I keep an icon of the Transfiguration pinned to the wall over my desk. Occasionally when I am reading or writing something, it will catch my eye. On the best days, it offers a brief moment of grace, a time when I’m stopped in the midst of my work and called to remember God’s presence in the more mundane parts of my life. This is how I tend to think of the Transfiguration—as a break in the relentless action of Mark’s gospel in which the power of God comes to visibility, a moment in which we are granted a vision of the hidden glory of Christ. I can see something of the beauty of God peeking through the world, and am moved by it; I imagine Christ’s body burning white, and long for him.

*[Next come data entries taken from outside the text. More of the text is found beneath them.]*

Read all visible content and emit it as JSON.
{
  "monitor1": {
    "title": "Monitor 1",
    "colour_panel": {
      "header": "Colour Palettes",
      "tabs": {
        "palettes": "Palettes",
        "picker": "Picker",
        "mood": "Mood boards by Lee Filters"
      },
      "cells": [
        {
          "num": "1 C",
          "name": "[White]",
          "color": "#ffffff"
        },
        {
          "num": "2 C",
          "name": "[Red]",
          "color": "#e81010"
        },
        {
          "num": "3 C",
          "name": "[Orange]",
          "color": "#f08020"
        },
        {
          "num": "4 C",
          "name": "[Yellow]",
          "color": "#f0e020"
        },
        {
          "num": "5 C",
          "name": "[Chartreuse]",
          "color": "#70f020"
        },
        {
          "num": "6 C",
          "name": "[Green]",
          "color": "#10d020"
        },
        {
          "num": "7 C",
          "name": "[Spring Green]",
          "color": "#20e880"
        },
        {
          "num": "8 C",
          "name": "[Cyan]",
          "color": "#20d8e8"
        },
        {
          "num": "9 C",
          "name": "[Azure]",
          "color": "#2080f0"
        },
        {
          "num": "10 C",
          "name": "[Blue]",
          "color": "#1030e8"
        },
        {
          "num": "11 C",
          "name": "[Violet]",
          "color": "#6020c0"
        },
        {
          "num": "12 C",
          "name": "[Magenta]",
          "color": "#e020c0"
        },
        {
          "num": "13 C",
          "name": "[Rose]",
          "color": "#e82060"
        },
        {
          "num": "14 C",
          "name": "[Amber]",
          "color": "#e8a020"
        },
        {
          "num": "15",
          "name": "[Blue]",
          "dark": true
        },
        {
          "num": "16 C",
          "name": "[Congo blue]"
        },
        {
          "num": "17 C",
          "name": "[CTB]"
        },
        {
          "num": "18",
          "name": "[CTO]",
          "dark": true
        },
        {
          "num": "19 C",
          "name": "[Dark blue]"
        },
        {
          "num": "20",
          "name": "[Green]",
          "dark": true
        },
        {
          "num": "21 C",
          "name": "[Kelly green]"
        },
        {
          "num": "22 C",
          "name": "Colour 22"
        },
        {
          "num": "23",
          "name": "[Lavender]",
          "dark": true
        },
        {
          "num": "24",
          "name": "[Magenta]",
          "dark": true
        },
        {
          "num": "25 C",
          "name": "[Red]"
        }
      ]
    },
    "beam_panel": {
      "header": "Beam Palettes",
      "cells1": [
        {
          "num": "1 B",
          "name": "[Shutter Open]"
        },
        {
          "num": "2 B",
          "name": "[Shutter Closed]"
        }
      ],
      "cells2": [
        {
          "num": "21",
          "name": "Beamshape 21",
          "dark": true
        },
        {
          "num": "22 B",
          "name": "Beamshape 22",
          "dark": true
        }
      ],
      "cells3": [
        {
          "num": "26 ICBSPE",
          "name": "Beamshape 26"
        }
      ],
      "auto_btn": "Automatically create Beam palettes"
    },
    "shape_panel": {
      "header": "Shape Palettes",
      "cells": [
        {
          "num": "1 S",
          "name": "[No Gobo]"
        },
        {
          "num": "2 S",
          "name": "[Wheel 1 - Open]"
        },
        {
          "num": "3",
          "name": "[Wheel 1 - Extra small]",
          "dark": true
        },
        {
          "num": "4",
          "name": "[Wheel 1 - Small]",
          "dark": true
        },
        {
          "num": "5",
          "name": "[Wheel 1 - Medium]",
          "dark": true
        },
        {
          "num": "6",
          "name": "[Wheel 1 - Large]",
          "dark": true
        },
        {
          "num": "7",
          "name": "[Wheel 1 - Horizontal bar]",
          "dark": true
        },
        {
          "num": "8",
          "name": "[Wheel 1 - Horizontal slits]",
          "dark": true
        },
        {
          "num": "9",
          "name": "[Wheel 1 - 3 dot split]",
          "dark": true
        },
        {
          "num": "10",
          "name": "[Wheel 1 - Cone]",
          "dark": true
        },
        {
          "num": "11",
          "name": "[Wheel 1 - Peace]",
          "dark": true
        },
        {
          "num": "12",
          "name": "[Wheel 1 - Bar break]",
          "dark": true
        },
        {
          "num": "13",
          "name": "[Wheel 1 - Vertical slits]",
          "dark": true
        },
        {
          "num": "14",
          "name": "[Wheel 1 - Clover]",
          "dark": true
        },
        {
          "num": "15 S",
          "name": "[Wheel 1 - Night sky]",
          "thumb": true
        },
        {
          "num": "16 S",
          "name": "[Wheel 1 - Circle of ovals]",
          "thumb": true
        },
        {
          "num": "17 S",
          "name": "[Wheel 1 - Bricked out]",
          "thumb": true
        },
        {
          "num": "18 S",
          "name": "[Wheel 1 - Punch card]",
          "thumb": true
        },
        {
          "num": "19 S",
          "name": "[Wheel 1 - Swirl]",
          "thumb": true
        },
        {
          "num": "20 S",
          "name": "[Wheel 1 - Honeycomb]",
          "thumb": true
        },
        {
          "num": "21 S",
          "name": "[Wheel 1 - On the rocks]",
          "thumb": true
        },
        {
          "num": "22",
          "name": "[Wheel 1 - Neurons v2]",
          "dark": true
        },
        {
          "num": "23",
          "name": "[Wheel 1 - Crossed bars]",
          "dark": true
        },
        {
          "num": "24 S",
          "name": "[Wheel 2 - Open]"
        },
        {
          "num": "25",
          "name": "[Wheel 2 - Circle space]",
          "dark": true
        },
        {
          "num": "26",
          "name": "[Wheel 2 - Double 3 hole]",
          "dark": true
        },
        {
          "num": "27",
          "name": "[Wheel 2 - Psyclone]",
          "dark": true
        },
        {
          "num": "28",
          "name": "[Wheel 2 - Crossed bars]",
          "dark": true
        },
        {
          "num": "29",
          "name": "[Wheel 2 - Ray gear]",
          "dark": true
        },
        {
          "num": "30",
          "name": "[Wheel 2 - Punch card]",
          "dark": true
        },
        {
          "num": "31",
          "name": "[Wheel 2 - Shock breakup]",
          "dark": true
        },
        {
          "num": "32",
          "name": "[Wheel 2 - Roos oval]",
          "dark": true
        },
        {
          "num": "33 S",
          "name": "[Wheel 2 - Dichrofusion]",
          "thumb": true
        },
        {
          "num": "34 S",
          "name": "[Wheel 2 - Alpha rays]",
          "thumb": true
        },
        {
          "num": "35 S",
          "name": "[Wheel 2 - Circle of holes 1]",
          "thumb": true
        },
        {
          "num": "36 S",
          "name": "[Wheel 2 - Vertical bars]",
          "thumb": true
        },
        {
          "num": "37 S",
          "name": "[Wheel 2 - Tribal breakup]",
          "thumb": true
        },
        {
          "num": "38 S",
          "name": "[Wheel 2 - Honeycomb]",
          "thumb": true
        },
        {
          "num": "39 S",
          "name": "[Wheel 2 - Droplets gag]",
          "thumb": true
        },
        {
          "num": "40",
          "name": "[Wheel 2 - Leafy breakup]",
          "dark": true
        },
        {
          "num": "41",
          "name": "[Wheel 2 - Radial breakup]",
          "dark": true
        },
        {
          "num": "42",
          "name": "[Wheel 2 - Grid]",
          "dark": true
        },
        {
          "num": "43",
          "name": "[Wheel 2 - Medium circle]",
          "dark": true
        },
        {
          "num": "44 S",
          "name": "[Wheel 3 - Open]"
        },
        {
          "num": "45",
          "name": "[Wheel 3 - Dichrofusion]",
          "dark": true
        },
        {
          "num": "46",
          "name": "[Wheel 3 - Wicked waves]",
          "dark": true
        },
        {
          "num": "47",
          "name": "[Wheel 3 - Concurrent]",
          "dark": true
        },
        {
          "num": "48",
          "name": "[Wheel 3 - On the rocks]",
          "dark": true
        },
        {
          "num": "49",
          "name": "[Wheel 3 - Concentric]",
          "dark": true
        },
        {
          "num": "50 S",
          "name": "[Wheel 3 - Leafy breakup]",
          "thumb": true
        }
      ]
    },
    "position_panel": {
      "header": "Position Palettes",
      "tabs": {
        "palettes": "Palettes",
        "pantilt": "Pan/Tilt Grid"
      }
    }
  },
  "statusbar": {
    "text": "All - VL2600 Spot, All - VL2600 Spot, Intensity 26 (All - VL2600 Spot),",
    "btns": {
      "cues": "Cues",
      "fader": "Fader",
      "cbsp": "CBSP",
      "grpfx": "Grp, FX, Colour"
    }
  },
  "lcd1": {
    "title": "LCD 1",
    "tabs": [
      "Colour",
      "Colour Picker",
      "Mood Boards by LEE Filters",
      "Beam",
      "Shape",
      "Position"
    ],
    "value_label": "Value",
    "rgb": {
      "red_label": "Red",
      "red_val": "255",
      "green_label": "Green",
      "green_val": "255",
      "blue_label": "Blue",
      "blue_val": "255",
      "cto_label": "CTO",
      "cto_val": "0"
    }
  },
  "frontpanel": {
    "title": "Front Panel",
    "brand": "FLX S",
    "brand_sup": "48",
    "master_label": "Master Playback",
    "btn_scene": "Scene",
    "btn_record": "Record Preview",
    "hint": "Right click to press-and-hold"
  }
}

Other days, my eyes are cast down, continuing down the icon to gaze at the prone figures of the disciples at Jesus’ feet. Their faces are twisted with fear. Even the usually garrulous Peter is reduced to stammering on Mount Tabor: “He did not know what to say, for they were terrified” (Mk 9.6). And I know this feeling too. Lent begins and ends with this fear: on Ash Wednesday we are confronted by our own death; on Good Friday, we are shown something far worse, a different sort of icon in which this once-bright body is twisted by the violence we inflict upon one another every day. God dwells with us, we hear on the Mount of the Transfiguration—but this is a terrible thought for us who have only begun to be made holy. (Moses knew this; so did Elijah.) Our eyes are too weak for this sight. We cannot bear to look at it, and so we throw ourselves down with the apostles. And it is right that we meet them here, bowed in the dust in humility and penance—for it is precisely by kneeling that we are healed of our sin, strengthened to contemplate this uncreated light, and fit to rest in it eternally.
— Joe Lenow